Teacher Notes

The paragraph on this page gives you a little more information on the lesson overall and describes what you may want to focus your teaching on. It explains that students often have difficulty with abstract concepts of place and place value. This lesson aims to help them advance toward these concepts even though it does not focus primarily on addressing place and place value. The blank lines are available for you to write out any thoughts or ideas you have as you prepare.


The Numbers 10 to 20 lesson plan contains four content pages. In an effort to help students engage with the content, these pages are interactive. The first page introduces students to the written format of numbers 1 to 10. Students will then spell out those numbers in the box on at the top of the page. Next, they will count stars (10 total stars) and answer the questions below.

On second page, students will count more stars (this time 20). They will read aloud numbers 1 to 20 then spell them out on the dotted lines at the bottom of the page. This will provide them practice in recognizing the numbers in order and in both numerical and written formats.

The third page prompts students to count backward from 20 to 0. At this point, the lesson moves into place and place value. Students will count squares (15 squares) and circle 10 of them, then the remaining 5. They will see that there is a 1 in the left box and a 5 in the right box. The 1 represents 10 in the tens place and the 5 represents 5 in the ones place to make 15.

Students will look at the numbers 10 to 20 and write them in the boxes at the bottom of the page. On the final page, they will look at the number 9 as 09 in the boxes. There are 0 tens and 9 ones. Again they will count squares (10 squares), write that number in the boxes, then write it as a word. Finally, they will draw 11 or more shapes of their choice in the box at the bottom of the page. They will spell the number of shapes they drew and write it numerically in the boxes.

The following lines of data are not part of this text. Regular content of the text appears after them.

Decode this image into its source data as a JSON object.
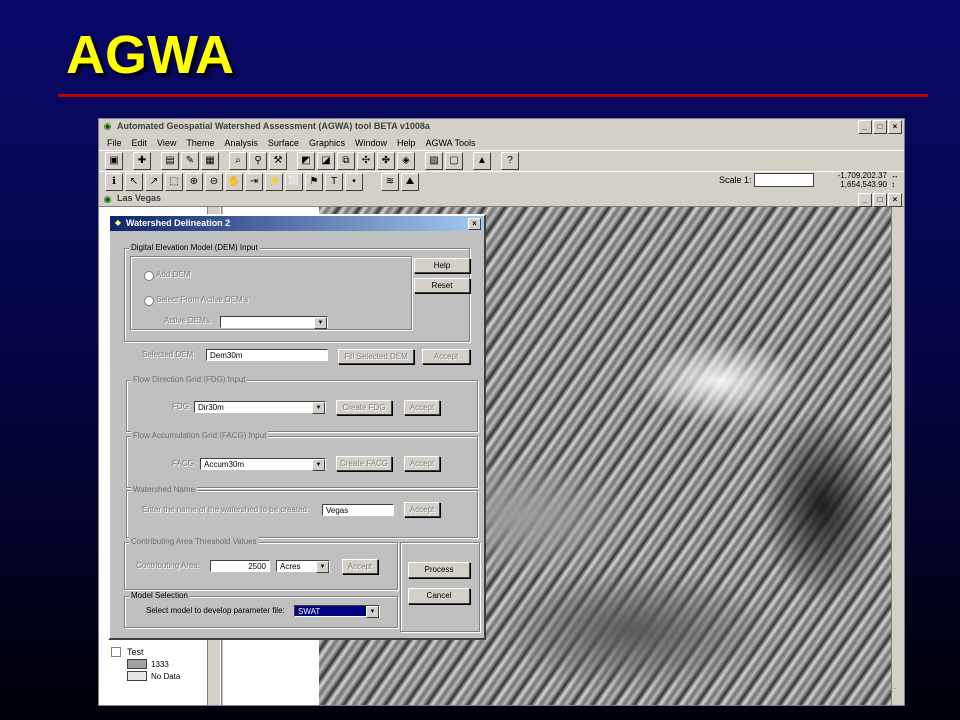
{
  "slide": {
    "title": "AGWA"
  },
  "app": {
    "title": "Automated Geospatial Watershed Assessment (AGWA) tool BETA v1008a",
    "menu": [
      "File",
      "Edit",
      "View",
      "Theme",
      "Analysis",
      "Surface",
      "Graphics",
      "Window",
      "Help",
      "AGWA Tools"
    ],
    "scale_label": "Scale 1:",
    "scale_value": "",
    "coord_x": "-1,709,202.37",
    "coord_y": "1,654,543.90",
    "coord_x_arrow": "↔",
    "coord_y_arrow": "↕",
    "doc_title": "Las Vegas",
    "toc": {
      "layer_name": "Test",
      "legend": [
        {
          "label": "1333",
          "color": "#a0a0a0"
        },
        {
          "label": "No Data",
          "color": "#e6e6e6"
        }
      ]
    }
  },
  "dialog": {
    "title": "Watershed Delineation 2",
    "dem_group": {
      "label": "Digital Elevation Model (DEM) Input",
      "add_dem": "Add DEM",
      "select_active": "Select From Active DEM's",
      "active_dems_label": "Active DEMs:",
      "active_dems_value": "",
      "help": "Help",
      "reset": "Reset",
      "selected_label": "Selected DEM:",
      "selected_value": "Dem30m",
      "fill_button": "Fill Selected DEM",
      "accept": "Accept"
    },
    "fdg_group": {
      "label": "Flow Direction Grid (FDG) Input",
      "field_label": "FDG:",
      "value": "Dir30m",
      "create": "Create FDG",
      "accept": "Accept"
    },
    "facg_group": {
      "label": "Flow Accumulation Grid (FACG) Input",
      "field_label": "FACG:",
      "value": "Accum30m",
      "create": "Create FACG",
      "accept": "Accept"
    },
    "name_group": {
      "label": "Watershed Name",
      "prompt": "Enter the name of the watershed to be created:",
      "value": "Vegas",
      "accept": "Accept"
    },
    "threshold_group": {
      "label": "Contributing Area Threshold Values",
      "field_label": "Contributing Area:",
      "value": "2500",
      "units": "Acres",
      "accept": "Accept"
    },
    "model_group": {
      "label": "Model Selection",
      "prompt": "Select model to develop parameter file:",
      "value": "SWAT"
    },
    "process": "Process",
    "cancel": "Cancel"
  }
}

The Numbers 10 to 20 lesson plan includes three worksheets: an activity worksheet, a practice worksheet, and a homework assignment. Each one will reinforce students’ comprehension of lesson material in different ways and help them demonstrate when they learned. Use the guidelines on the classroom procedure page to determine when to distribute each worksheet to the class.


For the activity, students will cut out the 10 digits at the top of the page. They will see how many numbers they can make that are greater than nine and write each one in the box. Then they will draw 20 shapes at the bottom of the page and describe how many tens there are an how many ones.

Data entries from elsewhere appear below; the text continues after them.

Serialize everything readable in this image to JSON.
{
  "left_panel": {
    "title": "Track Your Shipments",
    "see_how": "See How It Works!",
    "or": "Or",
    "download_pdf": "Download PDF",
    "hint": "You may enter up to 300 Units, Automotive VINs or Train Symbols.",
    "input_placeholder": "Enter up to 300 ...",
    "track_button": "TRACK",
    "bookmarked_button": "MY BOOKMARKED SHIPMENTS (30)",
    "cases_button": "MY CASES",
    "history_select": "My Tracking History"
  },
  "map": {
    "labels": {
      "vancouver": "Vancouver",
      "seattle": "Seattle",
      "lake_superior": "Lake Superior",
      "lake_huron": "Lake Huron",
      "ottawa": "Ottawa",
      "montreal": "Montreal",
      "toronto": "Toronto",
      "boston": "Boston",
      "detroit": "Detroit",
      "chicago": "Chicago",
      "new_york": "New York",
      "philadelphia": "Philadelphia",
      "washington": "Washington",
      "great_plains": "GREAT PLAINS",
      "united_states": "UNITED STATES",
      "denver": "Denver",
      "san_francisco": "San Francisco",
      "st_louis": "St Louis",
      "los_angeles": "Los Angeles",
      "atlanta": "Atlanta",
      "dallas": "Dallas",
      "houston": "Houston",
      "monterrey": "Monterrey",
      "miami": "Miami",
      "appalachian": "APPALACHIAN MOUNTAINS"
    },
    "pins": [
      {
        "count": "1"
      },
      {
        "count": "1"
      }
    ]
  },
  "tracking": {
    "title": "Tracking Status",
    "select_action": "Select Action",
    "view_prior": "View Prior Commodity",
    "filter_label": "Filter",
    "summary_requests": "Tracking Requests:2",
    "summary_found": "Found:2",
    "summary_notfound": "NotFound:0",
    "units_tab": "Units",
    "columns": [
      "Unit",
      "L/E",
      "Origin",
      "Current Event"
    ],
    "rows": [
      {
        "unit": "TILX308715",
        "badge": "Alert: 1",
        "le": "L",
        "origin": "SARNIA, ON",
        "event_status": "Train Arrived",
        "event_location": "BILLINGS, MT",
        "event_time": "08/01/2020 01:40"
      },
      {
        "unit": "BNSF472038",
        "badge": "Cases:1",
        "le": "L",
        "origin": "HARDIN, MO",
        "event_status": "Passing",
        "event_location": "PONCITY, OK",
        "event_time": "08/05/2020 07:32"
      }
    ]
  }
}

The practice worksheet requires students to write, spell out, or draw numbers. There are three columns, one for numerical values, one for numbers spelled out, and one for shapes. Whichever columns are empty, students must write, spell, or draw in shapes for that number.

For instance, the first row has 12 in the numerical column. So students will spell out the number 12 and then draw 12 shapes. The third row has 15 triangles, so students will write 15 and spell out the number 15.

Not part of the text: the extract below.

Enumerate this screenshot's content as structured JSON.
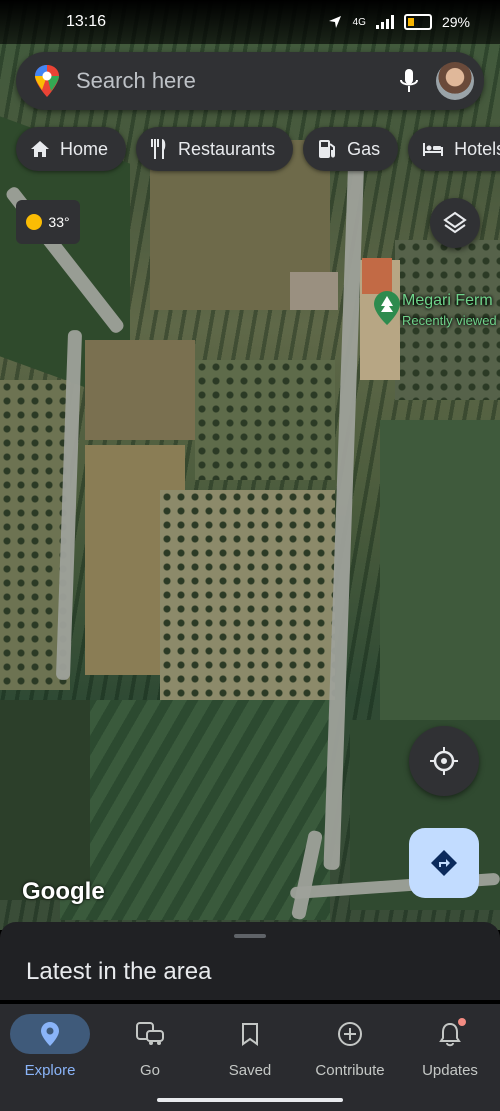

Students will cut out all the numbers 0 through 20 and put them in the correct order. Then they will paste them on a separate sheet of paper.

Worksheet Answer Keys

The final page of the lesson plan document is an answer key for the practice worksheet. Correct answers are in red to make it easy to compare them to your students’ responses. If you choose to administer the lesson pages to your students via PDF, you will need to save a new file that omits this page. Otherwise, you can simply print out the applicable pages and keep this as reference for yourself when grading assignments.

Additional information


Kindergarten, 1st Grade



State Educational Standards